### Task to carry out
The records that follow are to be repeated in full, with no pictures retained.

### Dataset
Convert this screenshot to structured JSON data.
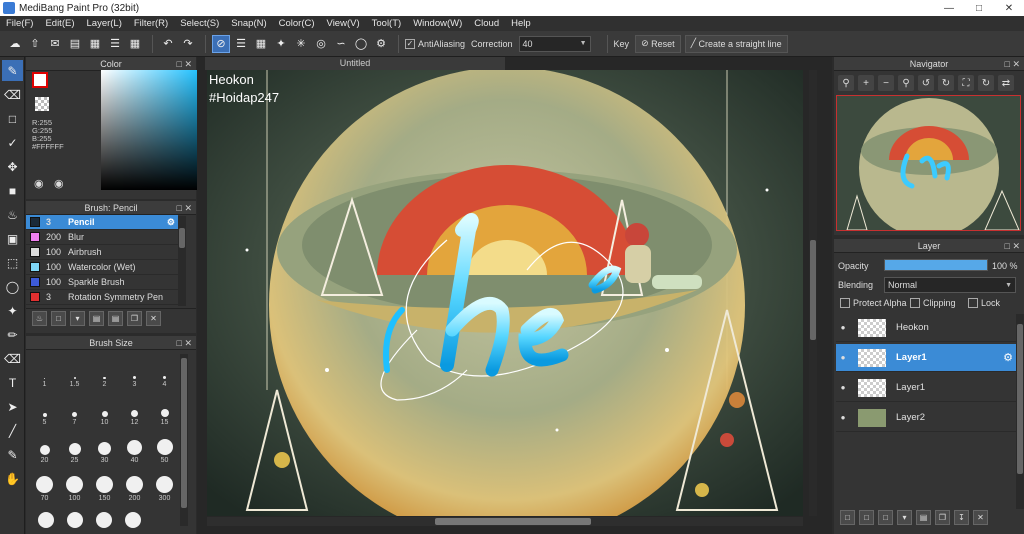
{
  "window": {
    "title": "MediBang Paint Pro (32bit)"
  },
  "menu": [
    "File(F)",
    "Edit(E)",
    "Layer(L)",
    "Filter(R)",
    "Select(S)",
    "Snap(N)",
    "Color(C)",
    "View(V)",
    "Tool(T)",
    "Window(W)",
    "Cloud",
    "Help"
  ],
  "toolbar": {
    "antialiasing_label": "AntiAliasing",
    "correction_label": "Correction",
    "correction_value": "40",
    "key_label": "Key",
    "reset_label": "Reset",
    "straight_line_label": "Create a straight line"
  },
  "color_panel": {
    "title": "Color",
    "r": "R:255",
    "g": "G:255",
    "b": "B:255",
    "hex": "#FFFFFF"
  },
  "brush_panel": {
    "title": "Brush: Pencil",
    "items": [
      {
        "size": "3",
        "name": "Pencil",
        "color": "#1a2a3a"
      },
      {
        "size": "200",
        "name": "Blur",
        "color": "#f080f0"
      },
      {
        "size": "100",
        "name": "Airbrush",
        "color": "#dddddd"
      },
      {
        "size": "100",
        "name": "Watercolor (Wet)",
        "color": "#7fd7f7"
      },
      {
        "size": "100",
        "name": "Sparkle Brush",
        "color": "#3d5bd9"
      },
      {
        "size": "3",
        "name": "Rotation Symmetry Pen",
        "color": "#e03030"
      }
    ]
  },
  "brush_size_panel": {
    "title": "Brush Size",
    "sizes": [
      "1",
      "1.5",
      "2",
      "3",
      "4",
      "5",
      "7",
      "10",
      "12",
      "15",
      "20",
      "25",
      "30",
      "40",
      "50",
      "70",
      "100",
      "150",
      "200",
      "300"
    ]
  },
  "canvas": {
    "tab_title": "Untitled",
    "text_line1": "Heokon",
    "text_line2": "#Hoidap247"
  },
  "navigator_panel": {
    "title": "Navigator"
  },
  "layer_panel": {
    "title": "Layer",
    "opacity_label": "Opacity",
    "opacity_value": "100 %",
    "opacity_fraction": 1.0,
    "blending_label": "Blending",
    "blending_value": "Normal",
    "protect_alpha_label": "Protect Alpha",
    "clipping_label": "Clipping",
    "lock_label": "Lock",
    "layers": [
      {
        "name": "Heokon"
      },
      {
        "name": "Layer1"
      },
      {
        "name": "Layer1"
      },
      {
        "name": "Layer2"
      }
    ]
  }
}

### Result for this exercise
Convert this screenshot to structured JSON data.
{
  "window": {
    "title": "MediBang Paint Pro (32bit)"
  },
  "menu": [
    "File(F)",
    "Edit(E)",
    "Layer(L)",
    "Filter(R)",
    "Select(S)",
    "Snap(N)",
    "Color(C)",
    "View(V)",
    "Tool(T)",
    "Window(W)",
    "Cloud",
    "Help"
  ],
  "toolbar": {
    "antialiasing_label": "AntiAliasing",
    "correction_label": "Correction",
    "correction_value": "40",
    "key_label": "Key",
    "reset_label": "Reset",
    "straight_line_label": "Create a straight line"
  },
  "color_panel": {
    "title": "Color",
    "r": "R:255",
    "g": "G:255",
    "b": "B:255",
    "hex": "#FFFFFF"
  },
  "brush_panel": {
    "title": "Brush: Pencil",
    "items": [
      {
        "size": "3",
        "name": "Pencil",
        "color": "#1a2a3a"
      },
      {
        "size": "200",
        "name": "Blur",
        "color": "#f080f0"
      },
      {
        "size": "100",
        "name": "Airbrush",
        "color": "#dddddd"
      },
      {
        "size": "100",
        "name": "Watercolor (Wet)",
        "color": "#7fd7f7"
      },
      {
        "size": "100",
        "name": "Sparkle Brush",
        "color": "#3d5bd9"
      },
      {
        "size": "3",
        "name": "Rotation Symmetry Pen",
        "color": "#e03030"
      }
    ]
  },
  "brush_size_panel": {
    "title": "Brush Size",
    "sizes": [
      "1",
      "1.5",
      "2",
      "3",
      "4",
      "5",
      "7",
      "10",
      "12",
      "15",
      "20",
      "25",
      "30",
      "40",
      "50",
      "70",
      "100",
      "150",
      "200",
      "300"
    ]
  },
  "canvas": {
    "tab_title": "Untitled",
    "text_line1": "Heokon",
    "text_line2": "#Hoidap247"
  },
  "navigator_panel": {
    "title": "Navigator"
  },
  "layer_panel": {
    "title": "Layer",
    "opacity_label": "Opacity",
    "opacity_value": "100 %",
    "opacity_fraction": 1.0,
    "blending_label": "Blending",
    "blending_value": "Normal",
    "protect_alpha_label": "Protect Alpha",
    "clipping_label": "Clipping",
    "lock_label": "Lock",
    "layers": [
      {
        "name": "Heokon"
      },
      {
        "name": "Layer1"
      },
      {
        "name": "Layer1"
      },
      {
        "name": "Layer2"
      }
    ]
  }
}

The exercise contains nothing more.